■ **Activity**
Leave out the pictures and copy the remaining records exactly.

(Data excerpts)
- Opening Delimiter -
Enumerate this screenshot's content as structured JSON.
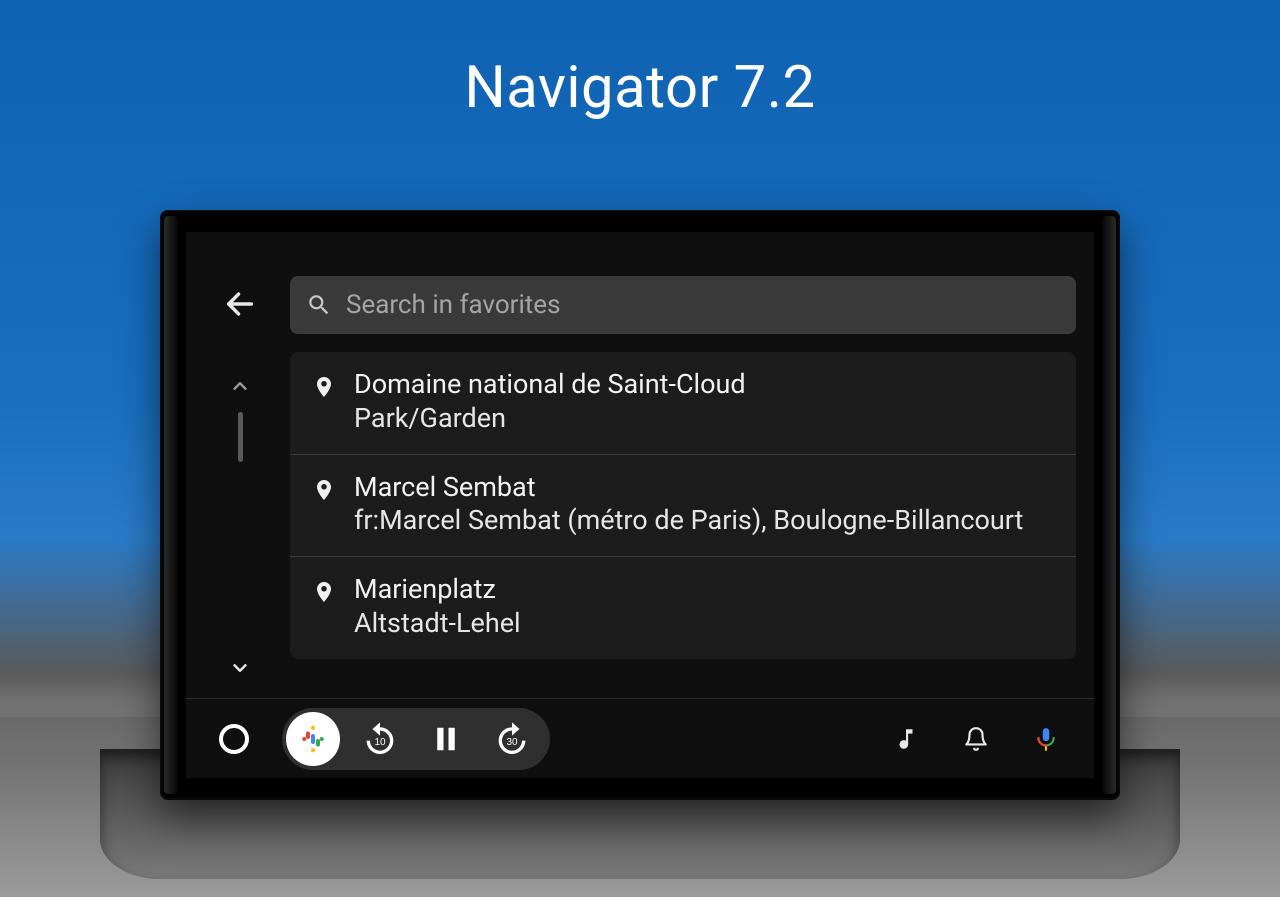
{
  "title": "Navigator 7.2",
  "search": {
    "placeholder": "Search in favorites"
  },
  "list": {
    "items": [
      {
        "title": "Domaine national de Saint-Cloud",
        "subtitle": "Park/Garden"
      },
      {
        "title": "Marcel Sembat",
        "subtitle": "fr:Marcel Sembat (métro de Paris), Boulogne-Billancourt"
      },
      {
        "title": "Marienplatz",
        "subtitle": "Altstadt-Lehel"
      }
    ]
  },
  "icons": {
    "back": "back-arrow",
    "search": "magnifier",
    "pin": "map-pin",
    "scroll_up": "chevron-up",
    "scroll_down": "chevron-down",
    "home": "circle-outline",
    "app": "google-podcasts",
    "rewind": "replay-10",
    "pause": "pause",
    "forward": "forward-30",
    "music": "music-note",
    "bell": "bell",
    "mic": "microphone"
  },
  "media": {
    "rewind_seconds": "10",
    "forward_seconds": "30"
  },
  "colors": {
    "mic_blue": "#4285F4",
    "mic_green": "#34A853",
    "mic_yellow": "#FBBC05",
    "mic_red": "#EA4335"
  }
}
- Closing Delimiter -
■ **Solution to the problem**
Enumerate this screenshot's content as structured JSON.
{
  "title": "Navigator 7.2",
  "search": {
    "placeholder": "Search in favorites"
  },
  "list": {
    "items": [
      {
        "title": "Domaine national de Saint-Cloud",
        "subtitle": "Park/Garden"
      },
      {
        "title": "Marcel Sembat",
        "subtitle": "fr:Marcel Sembat (métro de Paris), Boulogne-Billancourt"
      },
      {
        "title": "Marienplatz",
        "subtitle": "Altstadt-Lehel"
      }
    ]
  },
  "icons": {
    "back": "back-arrow",
    "search": "magnifier",
    "pin": "map-pin",
    "scroll_up": "chevron-up",
    "scroll_down": "chevron-down",
    "home": "circle-outline",
    "app": "google-podcasts",
    "rewind": "replay-10",
    "pause": "pause",
    "forward": "forward-30",
    "music": "music-note",
    "bell": "bell",
    "mic": "microphone"
  },
  "media": {
    "rewind_seconds": "10",
    "forward_seconds": "30"
  },
  "colors": {
    "mic_blue": "#4285F4",
    "mic_green": "#34A853",
    "mic_yellow": "#FBBC05",
    "mic_red": "#EA4335"
  }
}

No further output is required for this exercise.